Here are low-risk options to get the best yield on funds you plan to use within two years, and also on cash you expect to need within the next two to five years.

Read more here.
3:01 p.m. ET, December 13, 2023

Dow reaches new intraday high after Fed decision

The Dow Jones Industrial Average reached an all-time intraday high on Wednesday afternoon after the Federal Reserve announced that it would keep interest rates steady — and that it expects three rate cuts in 2024.

The Dow rose past 37,000 during Fed Chair Jerome Powell's press conference, beating its previous all-time intraday high of 36,952.65 reached in January 2022.

However, because of the way market highs are recorded, this is not considered a record for the index. That would occur if the Dow ends the day above its previous record close of 36,799.65, also reached in January 2022.

3:10 p.m. ET, December 13, 2023

Powell isn't ruling out a recession. "No one is declaring victory"

Federal Reserve Board Chair Jerome Powell speaks during a news conference about the Federal Reserve's monetary policy at the Federal Reserve, Wednesday, December 13 in Washington. Alex Brandon/AP

While it may seem like the Federal Reserve has pulled off the miraculous task of bringing down inflation without causing a recession, Fed Chair Jerome Powell said the central bank hasn't crossed the finish line yet.

Powell said he's confident the economy isn't currently in a recession but "there's always a probability that there will be a recession in the next year."

There's a lot of uncertainty about the economic outlook with inflation above the Fed's 2% target, and the full effects of the central bank's cumulative rate hikes that kicked off last year have yet to be felt across the economy.

Even though inflation has been cooling down without a significant spike in the unemployment rate, there's no guarantee that will continue, Powell told reporters in a post-meeting press conference on Wednesday. "No one is declaring victory."

3:39 p.m. ET, December 13, 2023

The Federal Reserve's actions this year have had a powerful impact on housing

An aerial view shows a subdivision that has replaced the once rural landscape on July 19 in Hawthorn Woods, Illinois. Scott Olson/Getty Images

The Federal Reserve's actions this year had a powerful impact on housing in the United States.

The four quarter-point rate hikes between February and July of this year saw lingering inflation concerns stoke Treasury yields, sending them higher and dragging mortgage rates higher, too.

Mortgage rates tend to track the yield on 10-year US Treasuries, which move based on a combination of anticipation about the Fed's actions, what the Fed actually does and investors' reactions. When Treasury yields go up, so do mortgage rates; when they go down, mortgage rates tend to follow.

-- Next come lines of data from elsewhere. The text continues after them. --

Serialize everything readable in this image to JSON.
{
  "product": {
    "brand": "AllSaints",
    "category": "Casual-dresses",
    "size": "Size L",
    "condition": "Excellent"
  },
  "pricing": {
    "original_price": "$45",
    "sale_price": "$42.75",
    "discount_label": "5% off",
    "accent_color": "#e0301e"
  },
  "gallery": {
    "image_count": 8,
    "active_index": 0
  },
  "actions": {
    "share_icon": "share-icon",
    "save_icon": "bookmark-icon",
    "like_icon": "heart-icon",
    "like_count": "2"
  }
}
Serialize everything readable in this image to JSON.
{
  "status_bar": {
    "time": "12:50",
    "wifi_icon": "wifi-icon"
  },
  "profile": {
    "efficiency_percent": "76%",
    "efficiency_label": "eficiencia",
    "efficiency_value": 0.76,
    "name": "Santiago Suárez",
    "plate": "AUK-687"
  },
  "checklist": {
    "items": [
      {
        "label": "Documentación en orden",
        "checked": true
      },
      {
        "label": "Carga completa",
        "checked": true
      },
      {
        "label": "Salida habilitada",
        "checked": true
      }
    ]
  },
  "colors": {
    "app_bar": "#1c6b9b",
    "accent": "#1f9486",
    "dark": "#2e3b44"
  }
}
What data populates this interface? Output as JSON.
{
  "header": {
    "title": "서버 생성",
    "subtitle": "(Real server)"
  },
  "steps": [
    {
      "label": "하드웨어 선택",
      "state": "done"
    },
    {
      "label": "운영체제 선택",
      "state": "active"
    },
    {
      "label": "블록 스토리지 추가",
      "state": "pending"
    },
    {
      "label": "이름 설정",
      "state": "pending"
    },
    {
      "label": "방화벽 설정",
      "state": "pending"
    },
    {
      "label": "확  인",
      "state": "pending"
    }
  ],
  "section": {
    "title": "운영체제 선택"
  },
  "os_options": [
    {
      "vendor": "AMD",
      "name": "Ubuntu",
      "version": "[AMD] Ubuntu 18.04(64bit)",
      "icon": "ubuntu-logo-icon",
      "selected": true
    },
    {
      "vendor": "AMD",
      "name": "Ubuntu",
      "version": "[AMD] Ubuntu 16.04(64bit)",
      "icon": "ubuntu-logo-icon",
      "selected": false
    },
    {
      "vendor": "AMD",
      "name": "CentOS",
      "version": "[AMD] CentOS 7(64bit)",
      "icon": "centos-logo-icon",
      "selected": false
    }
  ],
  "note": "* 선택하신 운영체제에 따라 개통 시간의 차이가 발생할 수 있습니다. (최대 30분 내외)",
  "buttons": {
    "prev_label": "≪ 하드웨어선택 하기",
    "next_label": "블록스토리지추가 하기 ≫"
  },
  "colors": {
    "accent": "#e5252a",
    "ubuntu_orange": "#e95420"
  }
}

While the Fed does not set the interest rates that borrowers pay on mortgages directly, its actions influence them.

The average rate for a 30-year, fixed-rate mortgage hit its lowest level this year at the beginning of February, at 6.09%. February saw existing home sales grow as buyers took advantage of mortgage rates that were lower than at the end of 2022.

But as mortgage rates have trended higher from February's low for the year, home sales have dropped every month since, falling from a seasonally adjusted annualized rate of 4.55 million in February to 3.79 million in October, the most recent monthly data. And that crushing sales volume has been because of high mortgage rates.

Mortgage rates crossed over 7% in August, reached a high for the year of 7.79% in October and have come down since.

High rates also factor in to the exceptionally low inventory of homes to buy, another reason there are so few homes sold. Homeowners who bought or refinanced into ultra-low rates in the 2%, 3% or 4% range between 2020 and the beginning of 2022 are unwilling to sell and face buying a home at a much higher interest rate.

The housing market is looking for inflation to come under control, which will bring mortgage rates down. Analysts anticipate mortgage rates to fall moderately in 2024. A forecast from the National Association of Realtor's chief economist, Lawrence Yun predicts the average rate for 2024 will be 6.3%.